[Page and application data records]

----------

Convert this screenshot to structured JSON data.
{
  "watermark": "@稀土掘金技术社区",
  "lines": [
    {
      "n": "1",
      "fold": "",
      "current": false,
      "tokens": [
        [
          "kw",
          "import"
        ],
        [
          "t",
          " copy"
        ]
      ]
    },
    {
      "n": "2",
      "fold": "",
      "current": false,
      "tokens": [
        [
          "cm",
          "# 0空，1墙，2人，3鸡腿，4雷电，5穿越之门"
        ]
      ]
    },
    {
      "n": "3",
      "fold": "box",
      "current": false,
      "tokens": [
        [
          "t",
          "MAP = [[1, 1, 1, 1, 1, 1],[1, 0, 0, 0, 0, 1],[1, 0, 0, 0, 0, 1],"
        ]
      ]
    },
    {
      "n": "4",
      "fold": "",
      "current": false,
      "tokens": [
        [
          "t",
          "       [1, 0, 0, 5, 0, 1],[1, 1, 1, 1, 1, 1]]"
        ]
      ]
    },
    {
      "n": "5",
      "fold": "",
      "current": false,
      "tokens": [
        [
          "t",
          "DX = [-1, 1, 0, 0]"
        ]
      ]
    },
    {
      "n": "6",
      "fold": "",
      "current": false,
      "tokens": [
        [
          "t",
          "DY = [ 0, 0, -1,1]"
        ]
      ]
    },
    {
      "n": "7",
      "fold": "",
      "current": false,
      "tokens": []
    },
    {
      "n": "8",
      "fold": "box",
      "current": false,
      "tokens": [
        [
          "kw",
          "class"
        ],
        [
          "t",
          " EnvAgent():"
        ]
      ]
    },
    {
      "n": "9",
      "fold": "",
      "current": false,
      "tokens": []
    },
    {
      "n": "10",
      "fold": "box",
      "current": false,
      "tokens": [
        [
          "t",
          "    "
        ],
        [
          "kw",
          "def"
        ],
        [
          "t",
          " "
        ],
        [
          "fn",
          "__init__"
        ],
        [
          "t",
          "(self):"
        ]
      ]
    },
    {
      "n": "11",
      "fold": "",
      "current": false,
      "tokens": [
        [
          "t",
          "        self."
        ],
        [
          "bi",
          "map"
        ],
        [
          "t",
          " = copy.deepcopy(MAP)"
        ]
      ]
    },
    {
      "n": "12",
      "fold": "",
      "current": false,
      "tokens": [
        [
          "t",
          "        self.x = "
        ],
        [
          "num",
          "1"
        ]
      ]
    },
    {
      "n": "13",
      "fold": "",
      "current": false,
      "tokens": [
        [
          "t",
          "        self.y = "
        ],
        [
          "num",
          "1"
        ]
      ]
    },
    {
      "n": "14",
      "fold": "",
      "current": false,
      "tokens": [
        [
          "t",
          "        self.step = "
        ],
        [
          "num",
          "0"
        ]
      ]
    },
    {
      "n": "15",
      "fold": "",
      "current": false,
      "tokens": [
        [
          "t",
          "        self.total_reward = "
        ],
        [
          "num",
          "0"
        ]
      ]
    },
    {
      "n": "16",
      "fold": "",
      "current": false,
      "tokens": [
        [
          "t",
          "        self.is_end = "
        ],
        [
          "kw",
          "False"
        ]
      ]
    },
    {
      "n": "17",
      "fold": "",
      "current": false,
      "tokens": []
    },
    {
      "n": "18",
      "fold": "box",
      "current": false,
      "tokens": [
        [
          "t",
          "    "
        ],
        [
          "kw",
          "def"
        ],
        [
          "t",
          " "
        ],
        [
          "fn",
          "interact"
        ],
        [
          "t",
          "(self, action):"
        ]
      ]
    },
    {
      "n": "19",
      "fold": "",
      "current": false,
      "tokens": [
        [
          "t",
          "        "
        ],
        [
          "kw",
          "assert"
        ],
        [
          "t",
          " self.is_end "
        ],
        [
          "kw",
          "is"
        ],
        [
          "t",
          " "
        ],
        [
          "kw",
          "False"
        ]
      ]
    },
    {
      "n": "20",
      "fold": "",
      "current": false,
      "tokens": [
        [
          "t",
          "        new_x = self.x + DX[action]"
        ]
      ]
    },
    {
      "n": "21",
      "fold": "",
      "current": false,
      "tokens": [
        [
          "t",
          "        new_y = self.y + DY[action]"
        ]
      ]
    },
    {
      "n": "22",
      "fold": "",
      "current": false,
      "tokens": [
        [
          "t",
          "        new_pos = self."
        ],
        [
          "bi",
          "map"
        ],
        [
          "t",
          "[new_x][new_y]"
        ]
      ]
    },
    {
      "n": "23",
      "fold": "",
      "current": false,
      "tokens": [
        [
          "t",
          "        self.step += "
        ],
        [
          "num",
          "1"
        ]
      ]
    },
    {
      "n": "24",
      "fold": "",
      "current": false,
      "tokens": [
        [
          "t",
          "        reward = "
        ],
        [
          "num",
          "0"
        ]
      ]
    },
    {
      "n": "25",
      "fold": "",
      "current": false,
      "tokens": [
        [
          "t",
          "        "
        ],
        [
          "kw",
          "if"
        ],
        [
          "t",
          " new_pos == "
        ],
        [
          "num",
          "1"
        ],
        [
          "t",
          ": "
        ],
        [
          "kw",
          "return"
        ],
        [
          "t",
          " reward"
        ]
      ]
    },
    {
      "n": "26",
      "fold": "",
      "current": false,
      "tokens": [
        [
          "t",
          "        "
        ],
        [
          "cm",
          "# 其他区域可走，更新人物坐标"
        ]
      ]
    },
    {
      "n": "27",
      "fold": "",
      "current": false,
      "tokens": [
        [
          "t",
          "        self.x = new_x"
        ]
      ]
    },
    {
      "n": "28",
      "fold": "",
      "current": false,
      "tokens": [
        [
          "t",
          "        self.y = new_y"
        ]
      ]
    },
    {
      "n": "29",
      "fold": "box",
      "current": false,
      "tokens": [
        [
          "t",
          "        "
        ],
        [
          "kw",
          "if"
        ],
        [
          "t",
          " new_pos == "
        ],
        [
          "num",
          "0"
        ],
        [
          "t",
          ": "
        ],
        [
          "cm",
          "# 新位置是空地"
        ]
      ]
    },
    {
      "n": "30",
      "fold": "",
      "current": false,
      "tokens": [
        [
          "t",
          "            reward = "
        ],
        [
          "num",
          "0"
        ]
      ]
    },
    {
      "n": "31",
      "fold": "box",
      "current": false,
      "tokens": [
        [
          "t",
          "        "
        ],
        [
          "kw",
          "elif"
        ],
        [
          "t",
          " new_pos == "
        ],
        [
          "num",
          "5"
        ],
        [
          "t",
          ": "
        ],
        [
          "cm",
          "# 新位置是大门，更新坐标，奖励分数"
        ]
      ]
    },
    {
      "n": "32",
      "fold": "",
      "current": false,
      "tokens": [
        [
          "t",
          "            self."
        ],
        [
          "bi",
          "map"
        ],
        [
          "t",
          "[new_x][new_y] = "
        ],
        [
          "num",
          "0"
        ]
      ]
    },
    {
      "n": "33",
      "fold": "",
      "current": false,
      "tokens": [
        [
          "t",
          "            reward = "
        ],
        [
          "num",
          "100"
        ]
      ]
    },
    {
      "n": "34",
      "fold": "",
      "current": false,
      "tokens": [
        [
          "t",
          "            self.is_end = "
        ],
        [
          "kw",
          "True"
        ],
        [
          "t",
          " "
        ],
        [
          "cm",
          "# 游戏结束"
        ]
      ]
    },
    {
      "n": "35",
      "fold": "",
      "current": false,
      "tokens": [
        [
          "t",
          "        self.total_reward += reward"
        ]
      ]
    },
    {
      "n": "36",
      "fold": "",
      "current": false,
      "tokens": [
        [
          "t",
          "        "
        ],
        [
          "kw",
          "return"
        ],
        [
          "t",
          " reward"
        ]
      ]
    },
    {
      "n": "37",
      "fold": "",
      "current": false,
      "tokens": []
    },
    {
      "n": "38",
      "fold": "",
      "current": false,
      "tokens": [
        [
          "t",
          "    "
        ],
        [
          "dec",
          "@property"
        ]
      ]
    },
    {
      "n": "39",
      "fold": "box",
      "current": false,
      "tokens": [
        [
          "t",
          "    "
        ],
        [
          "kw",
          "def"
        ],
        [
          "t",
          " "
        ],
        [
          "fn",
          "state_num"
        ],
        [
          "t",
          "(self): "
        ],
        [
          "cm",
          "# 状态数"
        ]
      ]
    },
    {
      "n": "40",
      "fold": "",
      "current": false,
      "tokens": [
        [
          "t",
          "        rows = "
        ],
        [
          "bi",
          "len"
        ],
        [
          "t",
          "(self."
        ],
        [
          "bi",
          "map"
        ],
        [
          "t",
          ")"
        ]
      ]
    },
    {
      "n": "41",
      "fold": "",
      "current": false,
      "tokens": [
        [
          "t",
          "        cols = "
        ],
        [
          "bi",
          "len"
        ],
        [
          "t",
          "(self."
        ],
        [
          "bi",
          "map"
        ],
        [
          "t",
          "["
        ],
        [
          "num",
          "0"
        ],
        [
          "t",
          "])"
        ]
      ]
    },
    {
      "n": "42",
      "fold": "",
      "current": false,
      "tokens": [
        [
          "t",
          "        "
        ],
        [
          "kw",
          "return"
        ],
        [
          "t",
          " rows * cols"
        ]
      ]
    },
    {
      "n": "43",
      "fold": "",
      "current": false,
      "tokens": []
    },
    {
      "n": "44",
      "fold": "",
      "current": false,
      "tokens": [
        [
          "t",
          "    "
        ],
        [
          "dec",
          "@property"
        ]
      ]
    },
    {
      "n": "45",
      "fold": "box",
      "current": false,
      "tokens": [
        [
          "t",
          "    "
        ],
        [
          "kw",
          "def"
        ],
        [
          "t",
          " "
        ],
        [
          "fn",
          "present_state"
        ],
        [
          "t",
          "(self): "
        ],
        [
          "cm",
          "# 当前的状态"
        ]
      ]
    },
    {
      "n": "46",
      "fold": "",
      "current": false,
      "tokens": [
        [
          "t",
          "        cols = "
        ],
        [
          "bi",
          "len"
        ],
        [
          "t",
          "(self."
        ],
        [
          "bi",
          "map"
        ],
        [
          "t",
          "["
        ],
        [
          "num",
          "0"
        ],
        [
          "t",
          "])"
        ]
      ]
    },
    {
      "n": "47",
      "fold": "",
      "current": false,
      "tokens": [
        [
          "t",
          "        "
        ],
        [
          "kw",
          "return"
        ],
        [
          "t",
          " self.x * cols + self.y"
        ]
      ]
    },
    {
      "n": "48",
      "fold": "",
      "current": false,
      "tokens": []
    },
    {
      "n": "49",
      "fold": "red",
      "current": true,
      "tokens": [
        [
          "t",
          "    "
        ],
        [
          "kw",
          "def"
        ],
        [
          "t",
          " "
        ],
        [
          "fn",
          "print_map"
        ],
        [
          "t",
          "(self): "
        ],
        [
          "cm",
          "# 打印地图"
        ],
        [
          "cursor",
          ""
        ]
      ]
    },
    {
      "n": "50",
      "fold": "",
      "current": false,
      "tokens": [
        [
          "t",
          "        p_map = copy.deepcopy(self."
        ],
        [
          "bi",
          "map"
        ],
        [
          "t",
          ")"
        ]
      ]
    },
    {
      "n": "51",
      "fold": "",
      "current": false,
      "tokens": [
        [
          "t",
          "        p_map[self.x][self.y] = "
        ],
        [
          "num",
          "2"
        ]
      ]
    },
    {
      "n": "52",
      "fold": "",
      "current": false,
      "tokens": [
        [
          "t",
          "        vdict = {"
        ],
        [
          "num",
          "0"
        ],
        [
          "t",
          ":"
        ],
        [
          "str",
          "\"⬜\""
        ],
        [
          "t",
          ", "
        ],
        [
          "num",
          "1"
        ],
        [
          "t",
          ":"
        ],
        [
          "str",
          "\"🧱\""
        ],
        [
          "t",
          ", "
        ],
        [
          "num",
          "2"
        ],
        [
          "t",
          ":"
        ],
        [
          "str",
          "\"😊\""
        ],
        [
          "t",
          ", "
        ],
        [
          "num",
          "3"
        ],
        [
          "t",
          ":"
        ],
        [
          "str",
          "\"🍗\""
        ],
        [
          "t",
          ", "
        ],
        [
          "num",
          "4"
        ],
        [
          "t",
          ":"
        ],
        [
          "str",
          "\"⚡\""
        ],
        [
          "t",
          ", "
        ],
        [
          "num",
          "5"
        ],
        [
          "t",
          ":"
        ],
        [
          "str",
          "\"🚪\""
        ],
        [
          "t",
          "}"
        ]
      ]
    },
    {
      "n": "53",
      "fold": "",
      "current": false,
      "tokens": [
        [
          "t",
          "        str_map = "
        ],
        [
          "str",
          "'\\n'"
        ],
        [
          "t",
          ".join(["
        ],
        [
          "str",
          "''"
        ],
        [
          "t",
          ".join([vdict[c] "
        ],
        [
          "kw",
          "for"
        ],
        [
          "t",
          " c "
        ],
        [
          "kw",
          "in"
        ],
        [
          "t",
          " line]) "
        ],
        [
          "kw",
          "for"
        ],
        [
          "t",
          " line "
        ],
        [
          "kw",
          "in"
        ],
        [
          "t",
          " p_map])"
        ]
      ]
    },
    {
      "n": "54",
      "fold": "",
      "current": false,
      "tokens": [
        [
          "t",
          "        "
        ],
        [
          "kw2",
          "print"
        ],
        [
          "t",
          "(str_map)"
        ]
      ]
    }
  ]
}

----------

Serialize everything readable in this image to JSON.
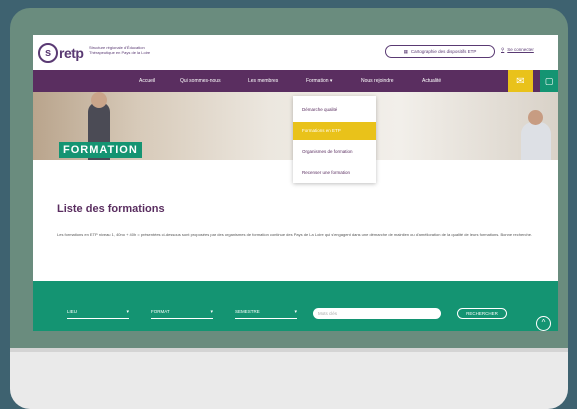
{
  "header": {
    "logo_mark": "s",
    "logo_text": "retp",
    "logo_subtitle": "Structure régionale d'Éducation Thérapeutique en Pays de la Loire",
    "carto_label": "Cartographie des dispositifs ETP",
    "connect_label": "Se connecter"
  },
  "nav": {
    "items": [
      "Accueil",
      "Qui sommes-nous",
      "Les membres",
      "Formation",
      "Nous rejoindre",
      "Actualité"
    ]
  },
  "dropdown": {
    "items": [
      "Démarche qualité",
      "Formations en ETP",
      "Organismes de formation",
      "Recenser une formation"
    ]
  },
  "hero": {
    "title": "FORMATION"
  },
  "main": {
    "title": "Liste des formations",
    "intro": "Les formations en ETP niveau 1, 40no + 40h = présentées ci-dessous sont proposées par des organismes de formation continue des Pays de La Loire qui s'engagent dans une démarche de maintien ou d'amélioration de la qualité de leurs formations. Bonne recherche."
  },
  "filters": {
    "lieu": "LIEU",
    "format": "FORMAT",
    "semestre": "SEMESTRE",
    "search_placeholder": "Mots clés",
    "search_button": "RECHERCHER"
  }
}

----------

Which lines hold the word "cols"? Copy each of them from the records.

          "        cols = "
          " rows * cols"
          "        cols = "
          " self.x * cols + self.y"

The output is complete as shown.